■ Problem details: Please copy every line from the following entries in which the word "label" appears.

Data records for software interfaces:
---*---
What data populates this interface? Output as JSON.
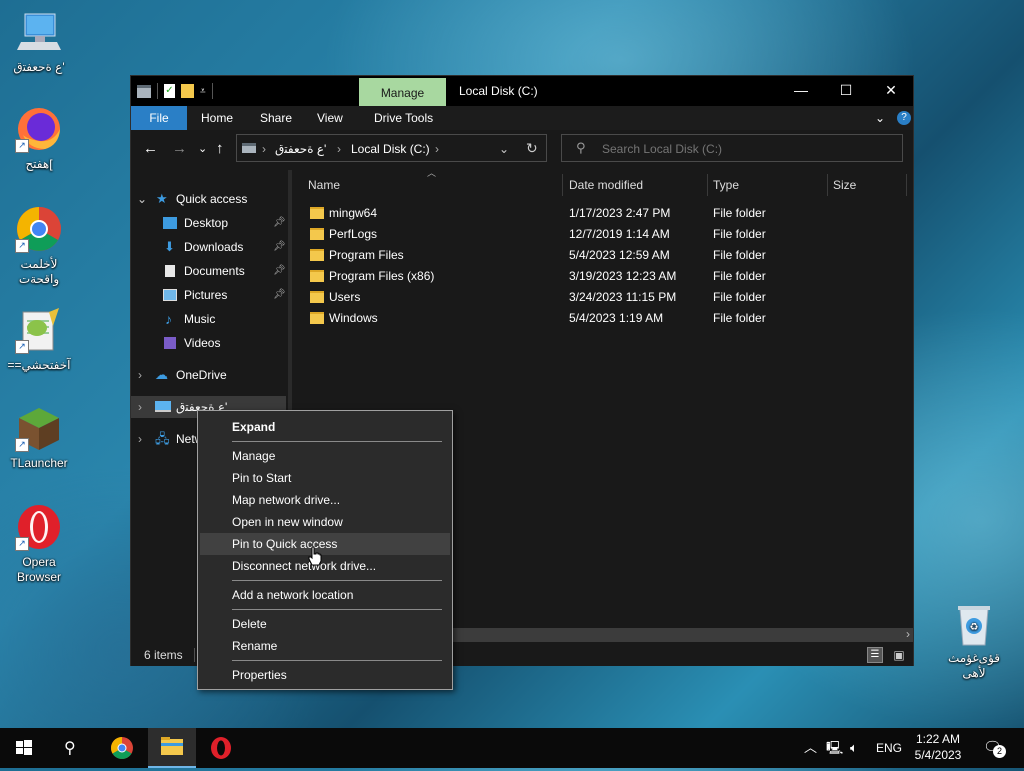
{
  "desktop": {
    "icons": [
      {
        "label": "ﻉ ﺓﺣﻌﻔﺘﻕ'"
      },
      {
        "label": "ﻫﻔﺘﺢ["
      },
      {
        "label": "ﻷﺧﻠﻤﺖ ﻭﺍﻗﺤﺔﺕ"
      },
      {
        "label": "==ﺁﺧﻔﺘﺤﺸﻲ"
      },
      {
        "label": "TLauncher"
      },
      {
        "label": "Opera Browser"
      },
      {
        "label": "ﻗﺆﻯﻏﺆﻣﺚ ﻷﻫﻰ"
      }
    ]
  },
  "window": {
    "title": "Local Disk (C:)",
    "manage_tab": "Manage",
    "ribbon_tabs": [
      "File",
      "Home",
      "Share",
      "View",
      "Drive Tools"
    ],
    "address": {
      "crumb1": "ﻉ ﺓﺣﻌﻔﺘﻕ'",
      "crumb2": "Local Disk (C:)"
    },
    "search_placeholder": "Search Local Disk (C:)",
    "nav": {
      "quick_access": "Quick access",
      "desktop": "Desktop",
      "downloads": "Downloads",
      "documents": "Documents",
      "pictures": "Pictures",
      "music": "Music",
      "videos": "Videos",
      "onedrive": "OneDrive",
      "this_pc": "ﻉ ﺓﺣﻌﻔﺘﻕ'",
      "network": "Netw"
    },
    "columns": {
      "name": "Name",
      "date": "Date modified",
      "type": "Type",
      "size": "Size"
    },
    "files": [
      {
        "name": "mingw64",
        "date": "1/17/2023 2:47 PM",
        "type": "File folder"
      },
      {
        "name": "PerfLogs",
        "date": "12/7/2019 1:14 AM",
        "type": "File folder"
      },
      {
        "name": "Program Files",
        "date": "5/4/2023 12:59 AM",
        "type": "File folder"
      },
      {
        "name": "Program Files (x86)",
        "date": "3/19/2023 12:23 AM",
        "type": "File folder"
      },
      {
        "name": "Users",
        "date": "3/24/2023 11:15 PM",
        "type": "File folder"
      },
      {
        "name": "Windows",
        "date": "5/4/2023 1:19 AM",
        "type": "File folder"
      }
    ],
    "status": "6 items"
  },
  "context_menu": {
    "items": {
      "expand": "Expand",
      "manage": "Manage",
      "pin_start": "Pin to Start",
      "map_drive": "Map network drive...",
      "open_new_window": "Open in new window",
      "pin_quick": "Pin to Quick access",
      "disconnect": "Disconnect network drive...",
      "add_location": "Add a network location",
      "delete": "Delete",
      "rename": "Rename",
      "properties": "Properties"
    }
  },
  "taskbar": {
    "language": "ENG",
    "time": "1:22 AM",
    "date": "5/4/2023",
    "notification_count": "2"
  },
  "colors": {
    "accent": "#2a7fc6",
    "manage_tab": "#a8d8a0",
    "folder": "#f4c84c"
  }
}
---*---
■ Task output:
        "label": "ﻉ ﺓﺣﻌﻔﺘﻕ'"
        "label": "ﻫﻔﺘﺢ["
        "label": "ﻷﺧﻠﻤﺖ ﻭﺍﻗﺤﺔﺕ"
        "label": "==ﺁﺧﻔﺘﺤﺸﻲ"
        "label": "TLauncher"
        "label": "Opera Browser"
        "label": "ﻗﺆﻯﻏﺆﻣﺚ ﻷﻫﻰ"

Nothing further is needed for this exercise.